Noncubers would still look at a stickerless cube and recognize it as a Rubik's cube as well (though they might think it was a cheap knockoff in the same way many would say about my white-plastic Weilong). I think it is you who are nitpicking about the idea of a Rubik's cube. But I can't be sure since you completely ignored my previous post requesting your exact definition of "the original idea of the Rubik's cube." >_>
I think we should allow all puzzles that do not give any visual advantages over this cube.
Suggestion: This could possibly be something to use in the regulations, show a picture of a Rubik's cube and say that any cube that don't give any visual advantages is allowed.
Somebody already mentioned that you failed to define "visual advantage," but here's a couple of points anyway:
We already know that if a cube has tiles, you can see, for example, the BU color without having to tilt the cube as far as you would with stickers. Does this mean you are thoroughly against tiles being allowed by the current regulations?

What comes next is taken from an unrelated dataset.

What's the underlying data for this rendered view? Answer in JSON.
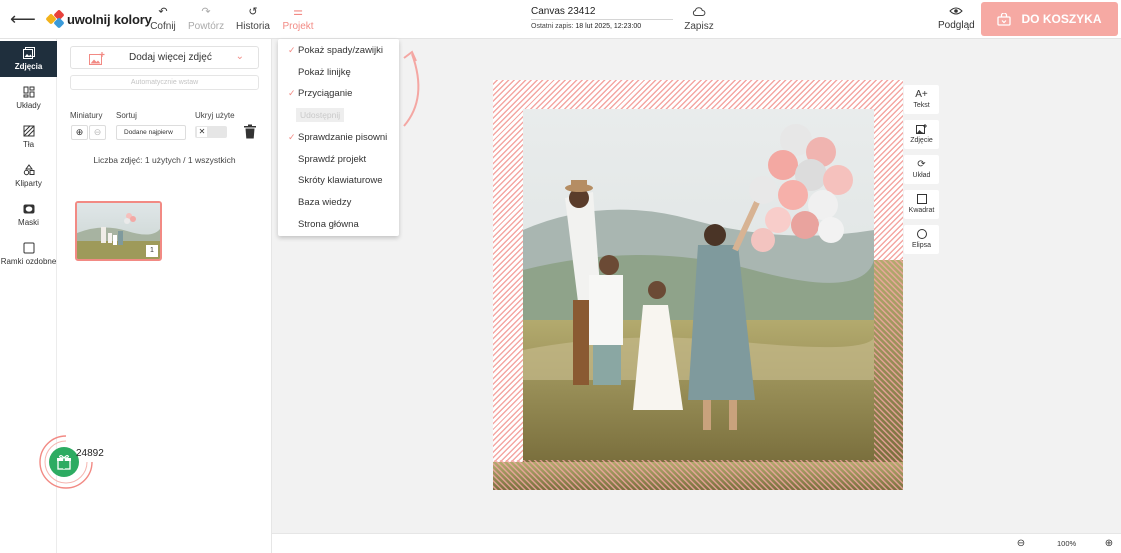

Hypothetically, if I were able to conclusively prove that I can lookahead better on a white 3x3 than on a black 3x3, would you then be thoroughly against white cubes being allowed?